  • Jesus came to free us from _____________, the _________ of _________, & the _________.
  • In what ways can we fear death?
  • What difference does Jesus make to death?
  • How does the Devil use the fear of death (v15)?
  • How did Jesus break Satan’s power (Romans 8:34)?
  • Who are Abraham’s children (v16, Romans 4)?
  • Jesus is __________ful & _________ful (v17)
  • Atonement means ___________________________________ (v17)
  • Jesus _________ed so He can ______ (v18)

 

Glory to God and Peace to Men (Luke 2:1-21)

Have you ever had to call 000?

From before I started school, I knew that dialling 000 on our rotary dial telephone was the way to get help in an emergency. And one day I had to do it.

You tell the operator what sort of help you need, and give them your address. But the wailing sirens don’t arrive straight away; it’s not like the movies. The average wait time for an ambulance in Victoria is 10 minutes and 44 seconds.

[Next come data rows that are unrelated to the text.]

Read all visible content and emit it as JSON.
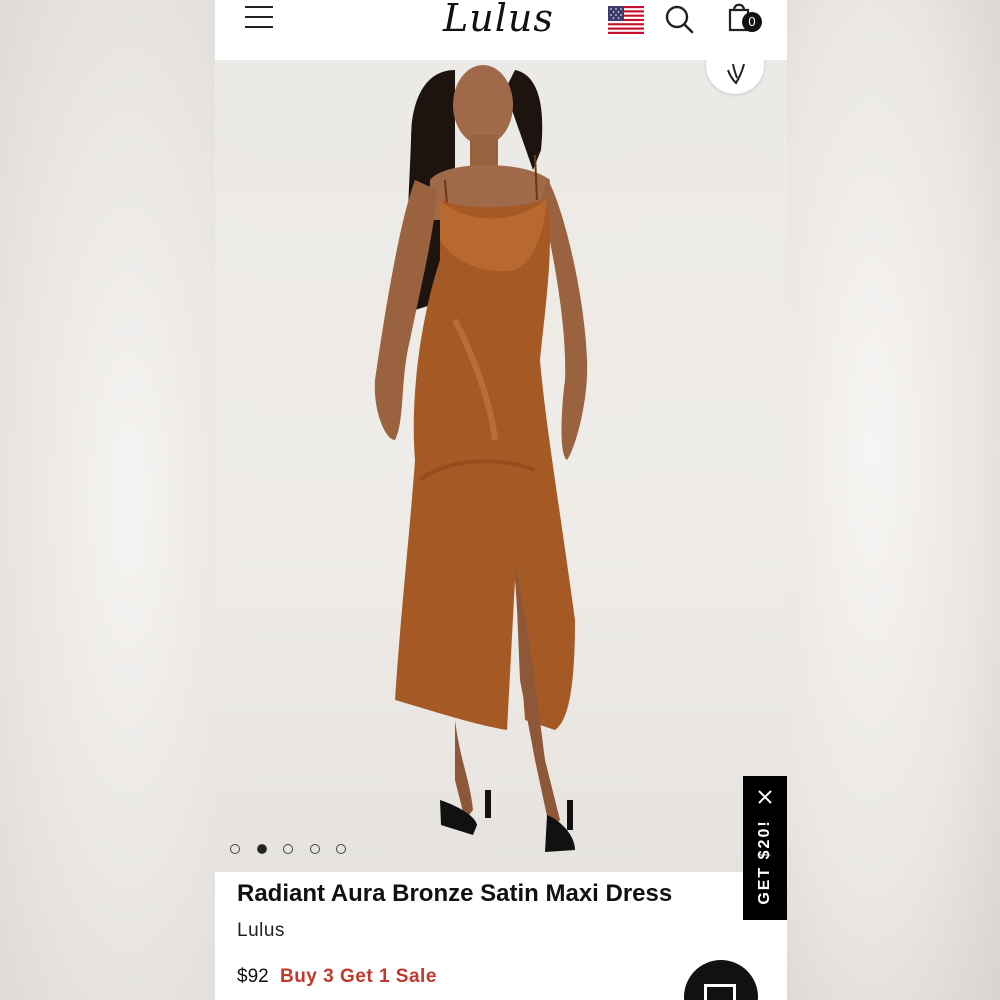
{
  "header": {
    "logo": "Lulus",
    "menu_icon": "hamburger-menu-icon",
    "flag_icon": "us-flag-icon",
    "search_icon": "search-icon",
    "bag_icon": "shopping-bag-icon",
    "bag_count": "0"
  },
  "hero": {
    "image": "model-wearing-bronze-satin-maxi-dress",
    "favorite_icon": "heart-icon",
    "carousel_total": 5,
    "carousel_active": 2
  },
  "promo": {
    "label": "GET $20!",
    "close_icon": "close-icon"
  },
  "product": {
    "title": "Radiant Aura Bronze Satin Maxi Dress",
    "brand": "Lulus",
    "price": "$92",
    "sale_text": "Buy 3 Get 1 Sale"
  },
  "colors": {
    "sale_red": "#c0392b",
    "dress_bronze": "#a55a26"
  },
  "chat_icon": "chat-icon"
}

So, you wait, and listen, and try not to panic, and you wait.

Our world has been in an emergency since almost the very beginning. And way back then, when only Adam and Eve were here, God promised them that He would send someone to save them and us from this emergency.

The emergency is sin, defying the God who made us and gave us everything, and who deserves our loyalty and obedience.

Back then, in the Garden of Eden in Genesis 3, God promised that Eve’s offspring would crush Satan’s head (Genesis 3:15). Even though we deserve God’s wrath and punishment, He promised to send a Saviour.

But what would the rescue look like? How would the rescuer come? Those are the questions the Christmas stories answer for us. And here in Luke 2, we are reminded that God’s rescue doesn’t come how we would have done it. God’s rescuer isn’t who we would have expected.

Luke tells us in Luke 1:1-4 that he is writing us “an orderly account”, a carefully researched description of real events, so that “you may know the certainty of the things you have been taught.”

This isn’t just a story of ‘back then’; the birth of Jesus changes how we think about our past, how we live today, and what will happen in our future. So, there are three lessons for us today:

  1. Receive the Saviour: Christ the Lord (v10-11)
  2. See the Proof: A Baby in a Trough (v12)
  3. Have Faith: Peace from God (v13-14)

Christmas is so much more than a story about a cute little baby. It’s God’s rescue plan in action.

Sunday 23rd December 2018

Review questions:

  • What is your emergency (v11, 21, Rom 5:12-21)?
  • Luke carefully _________________ his account so we can have _______________ (Lk 1:1-4)
  • “Saviour” means __________________________________
  • “Messiah” means __________________________________
  • “Lord” means __________________________________
  • Did God the Son exist before Jesus was born (John 1:1-4)? Yes/No
  • Does God expect us to believe without proof (v12)? Yes/No
  • What proof does He give (v16-20)?
  • Why does God deserve glory (v14)?
  • Jesus gives peace for our guilt by _________________
  • Jesus gives peace for our hurt by Jesus means _________________ (Mtt 1:21)